Spring 2013 - 62690 - PA383C - Policy Development

The American Welfare State

Scope and Objective
Politics and Process covers how solutions to public problems are framed, debated, legitimated, and implemented in the U.S. political system. The scope of this section is the welfare state. Students successfully completing this section can expect to (1) gain a broad overview of the history, programs, and politics of the American welfare state; (2) develop in-depth knowledge of a specific social welfare program; and (3) be exposed to skills in legislative tracking, processes of rule-making and formal hearings, knowledge of the policy advocacy process, writing of policy memos and briefs, and public speaking.
Structure of Content
Class members are expected to do preparatory work over the winter break, guidelines for which will be provided in early November. Course content is organized into three parts:

The first segment (5 sessions) covers intellectual perspectives on the welfare state, including framework for understanding policy development, historical sketch on U.S. approaches to social protection, and political landscapes of welfare state politics.

In the second segment (5 sessions), the instructor will lead discussions on the politics and process of specific policy issues. For each issue, there will be equal attention on program operations and on the underlying political dynamics and idea evolution.

The third segment (5 sessions) consists of teaching sessions by class members on specific programs. Before the fall semester ends, class members should explore with the instructor potential research topics, which will be finalized by the end of January.

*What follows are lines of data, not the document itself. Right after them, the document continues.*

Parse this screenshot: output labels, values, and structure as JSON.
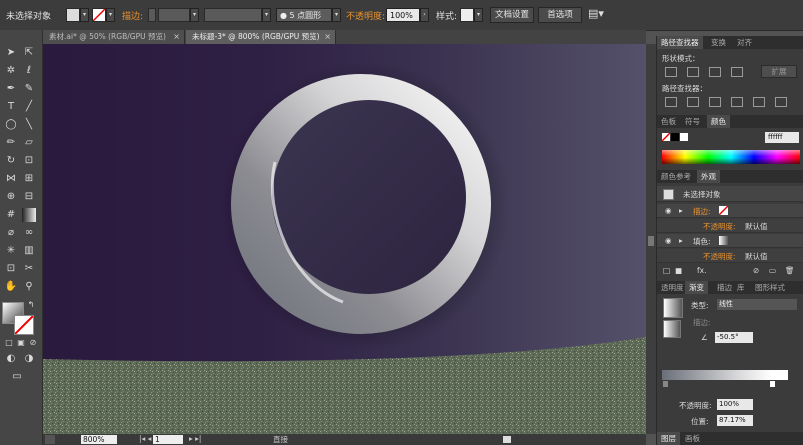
{
  "control_bar": {
    "selection_status": "未选择对象",
    "stroke_label": "描边:",
    "brush_label": "5 点圆形",
    "opacity_label": "不透明度:",
    "opacity_value": "100%",
    "style_label": "样式:",
    "doc_setup_button": "文档设置",
    "prefs_button": "首选项"
  },
  "tabs": [
    {
      "label": "素材.ai* @ 50% (RGB/GPU 预览)",
      "close": "×"
    },
    {
      "label": "未标题-3* @ 800% (RGB/GPU 预览)",
      "close": "×"
    }
  ],
  "status_bar": {
    "zoom": "800%",
    "page": "1",
    "mode": "直接"
  },
  "pathfinder_panel": {
    "tabs": [
      "路径查找器",
      "变换",
      "对齐"
    ],
    "shape_modes_label": "形状模式：",
    "expand_button": "扩展",
    "pathfinders_label": "路径查找器："
  },
  "color_panel": {
    "tabs": [
      "色板",
      "符号",
      "颜色"
    ],
    "hex_value": "ffffff"
  },
  "appearance_panel": {
    "tabs": [
      "颜色参考",
      "外观"
    ],
    "object_label": "未选择对象",
    "stroke_label": "描边:",
    "opacity_label": "不透明度:",
    "opacity_value": "默认值",
    "fill_label": "填色:",
    "fill_opacity_label": "不透明度:",
    "fill_opacity_value": "默认值",
    "fx_label": "fx."
  },
  "gradient_panel": {
    "tabs": [
      "透明度",
      "渐变",
      "描边",
      "库",
      "图形样式"
    ],
    "type_label": "类型:",
    "type_value": "线性",
    "stroke_label": "描边:",
    "angle_value": "-50.5°",
    "opacity_label": "不透明度:",
    "opacity_value": "100%",
    "position_label": "位置:",
    "position_value": "87.17%"
  },
  "bottom_tabs": [
    "图层",
    "画板"
  ],
  "colors": {
    "accent_orange": "#e8912e",
    "canvas_left": "#2a1a3d",
    "canvas_right": "#55516a",
    "ground": "#5e6a55"
  }
}
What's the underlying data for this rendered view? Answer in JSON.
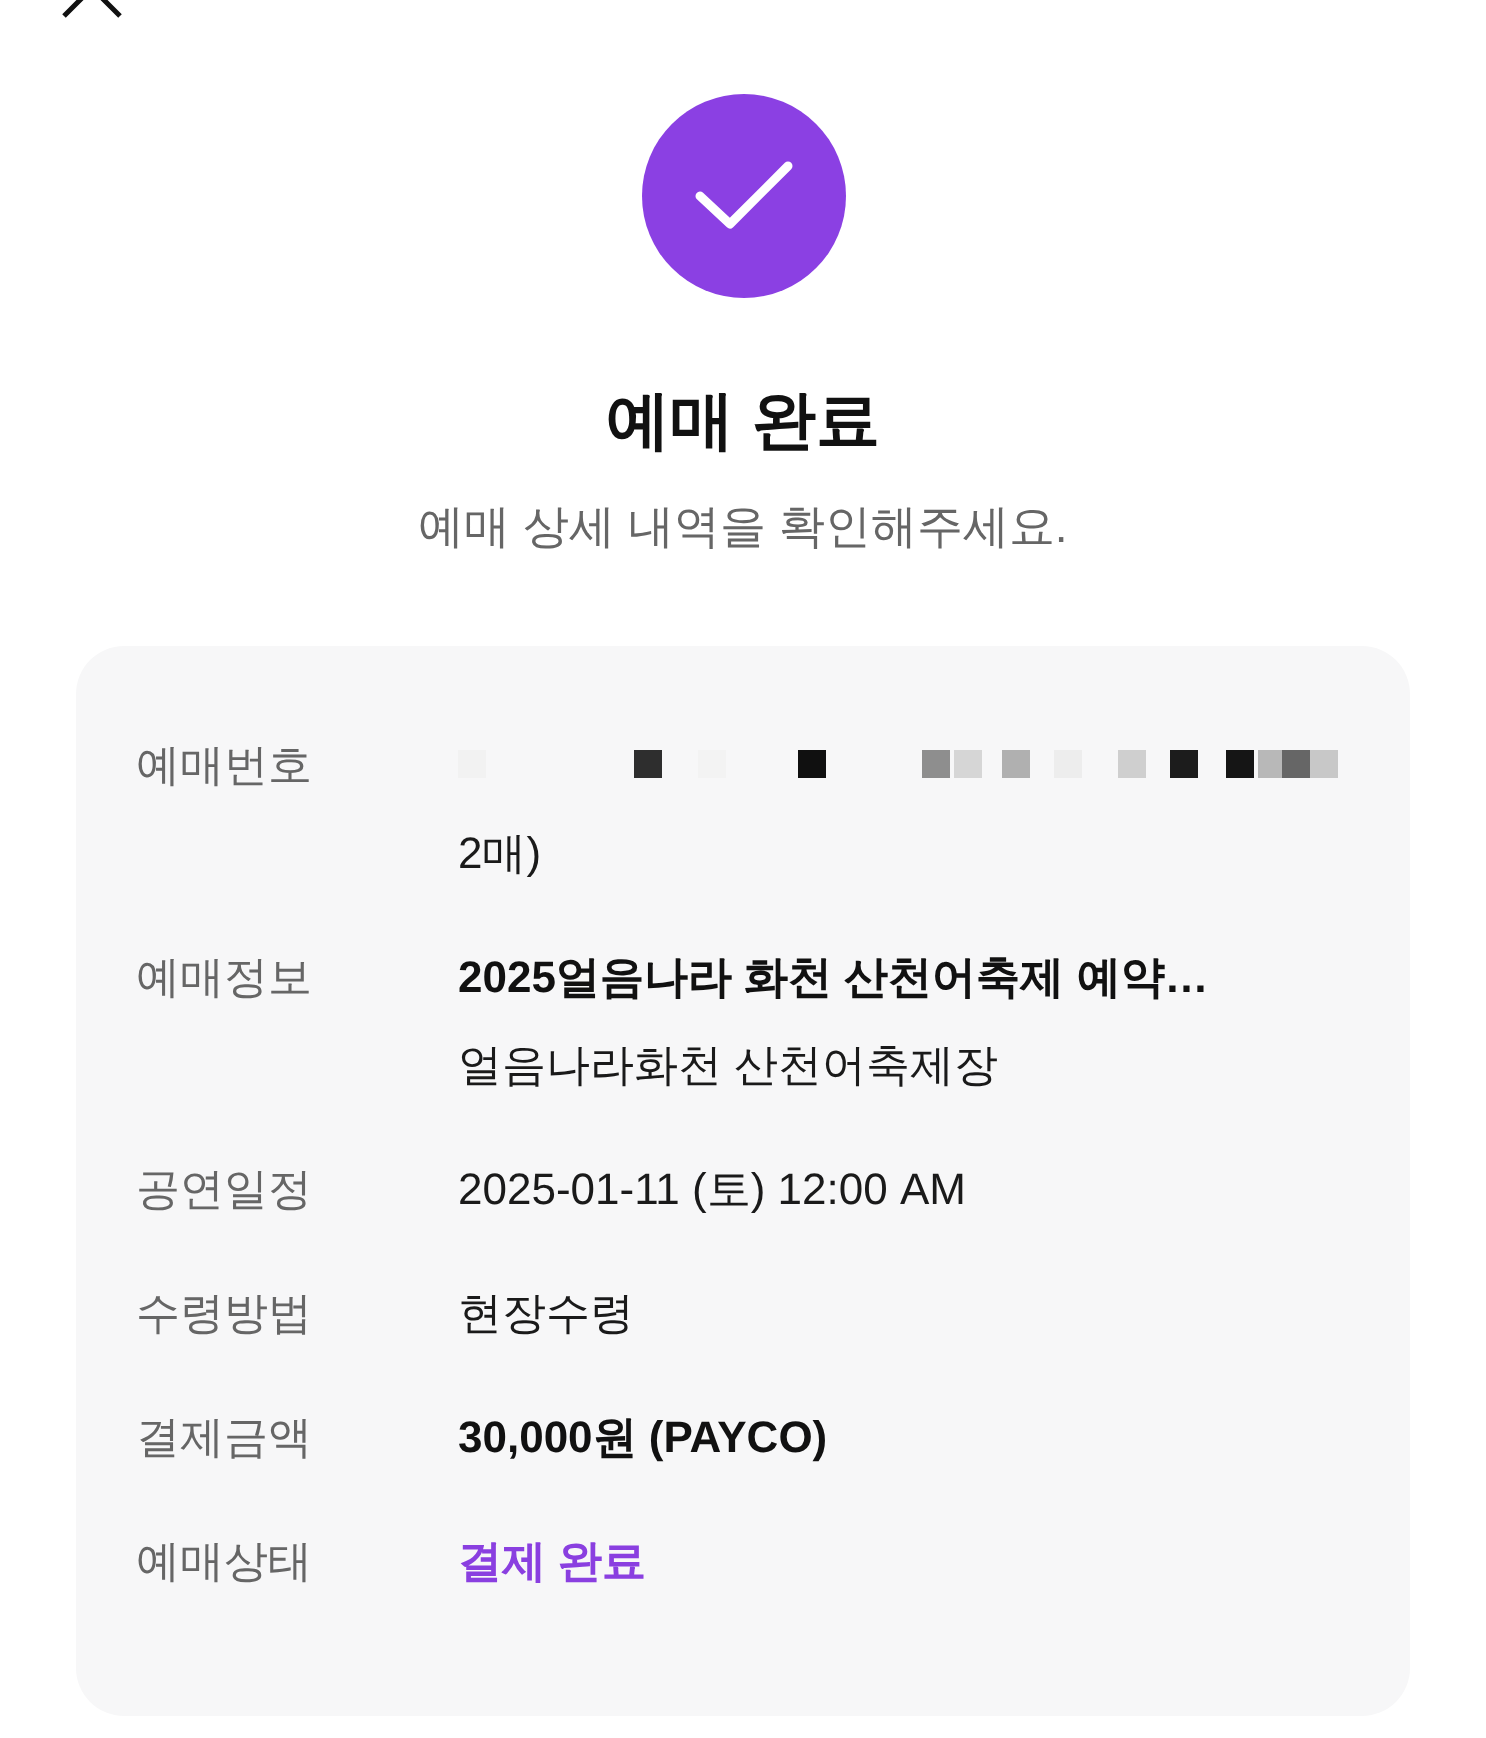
{
  "header": {
    "title": "예매 완료",
    "subtitle": "예매 상세 내역을 확인해주세요."
  },
  "details": [
    {
      "label": "예매번호",
      "kind": "redacted",
      "lines": [
        "2매)"
      ]
    },
    {
      "label": "예매정보",
      "kind": "bold",
      "lines": [
        "2025얼음나라 화천 산천어축제 예약…",
        "얼음나라화천 산천어축제장"
      ]
    },
    {
      "label": "공연일정",
      "kind": "plain",
      "lines": [
        "2025-01-11 (토) 12:00 AM"
      ]
    },
    {
      "label": "수령방법",
      "kind": "plain",
      "lines": [
        "현장수령"
      ]
    },
    {
      "label": "결제금액",
      "kind": "bold",
      "lines": [
        "30,000원 (PAYCO)"
      ]
    },
    {
      "label": "예매상태",
      "kind": "accent",
      "lines": [
        "결제 완료"
      ]
    }
  ]
}
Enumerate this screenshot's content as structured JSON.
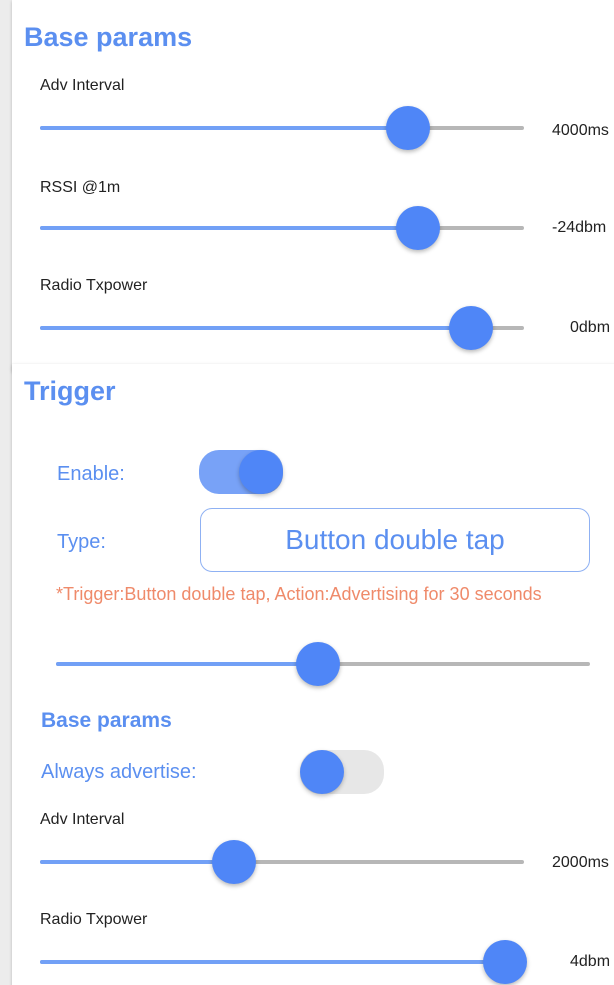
{
  "colors": {
    "accent": "#5b8ff0",
    "thumb": "#4f86f7",
    "track_active": "#72a0f6",
    "track_inactive": "#b7b7b7",
    "note": "#ef8a6a"
  },
  "base_params": {
    "title": "Base params",
    "sliders": [
      {
        "label": "Adv Interval",
        "value_text": "4000ms",
        "fraction": 0.76
      },
      {
        "label": "RSSI @1m",
        "value_text": "-24dbm",
        "fraction": 0.78
      },
      {
        "label": "Radio Txpower",
        "value_text": "0dbm",
        "fraction": 0.89
      }
    ]
  },
  "trigger": {
    "title": "Trigger",
    "enable_label": "Enable:",
    "enable_on": true,
    "type_label": "Type:",
    "type_value": "Button double tap",
    "note": "*Trigger:Button double tap, Action:Advertising for 30 seconds",
    "trigger_slider_fraction": 0.49,
    "base_params": {
      "title": "Base params",
      "always_advertise_label": "Always advertise:",
      "always_advertise_on": false,
      "sliders": [
        {
          "label": "Adv Interval",
          "value_text": "2000ms",
          "fraction": 0.4
        },
        {
          "label": "Radio Txpower",
          "value_text": "4dbm",
          "fraction": 0.96
        }
      ]
    }
  }
}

Learning Experiences: These exercises are proposed by the instructor and subject to approval by class members:
Project 1: Pre-semester Memo
Project 2: History-and-Politics Exercise (Team-based)
Project 3: Brief on Legislative Tracking (Individual-based)
Project 4: Report on Field Exercise/Comparative (Team-based)
Project 5: Policy Paper (Team-based)
Project 6: Teaching Session; (Team-based)
Expectation: There is no formal prerequisite, although basic familiarity with American social history is strongly recommended. Abstention from note-taking in class is proposed by instructor and subject to approval by class members.